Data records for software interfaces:
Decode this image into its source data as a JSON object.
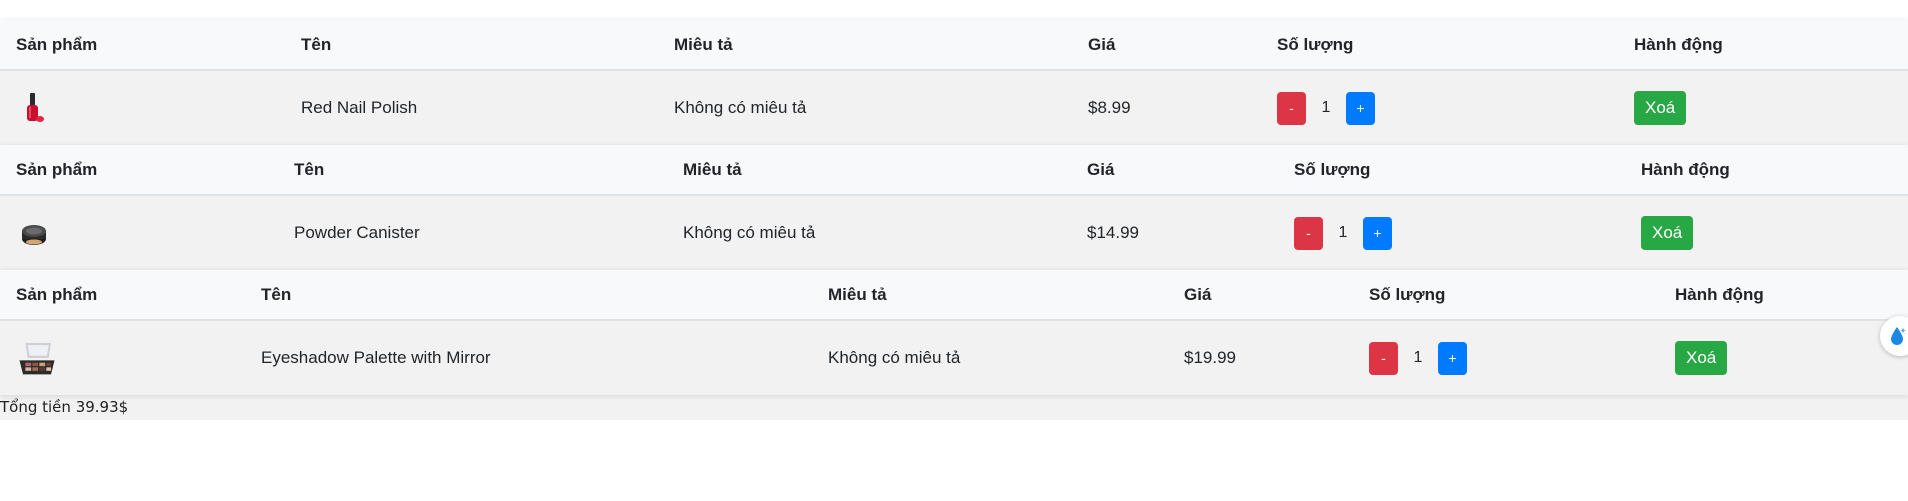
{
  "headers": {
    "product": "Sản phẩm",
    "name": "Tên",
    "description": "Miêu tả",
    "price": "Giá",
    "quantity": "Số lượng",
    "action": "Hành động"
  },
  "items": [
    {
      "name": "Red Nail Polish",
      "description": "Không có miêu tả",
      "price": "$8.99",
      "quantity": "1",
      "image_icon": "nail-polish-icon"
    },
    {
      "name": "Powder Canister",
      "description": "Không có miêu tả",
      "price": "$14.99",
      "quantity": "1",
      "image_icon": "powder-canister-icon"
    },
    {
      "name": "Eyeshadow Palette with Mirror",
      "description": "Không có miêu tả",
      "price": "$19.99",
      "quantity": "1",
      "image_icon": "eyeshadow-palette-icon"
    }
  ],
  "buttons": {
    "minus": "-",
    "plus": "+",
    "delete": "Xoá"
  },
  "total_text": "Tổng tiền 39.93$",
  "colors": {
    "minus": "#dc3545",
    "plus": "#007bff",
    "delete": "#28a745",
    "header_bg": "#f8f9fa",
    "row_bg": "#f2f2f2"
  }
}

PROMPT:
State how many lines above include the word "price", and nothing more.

TASK OUTPUT:
4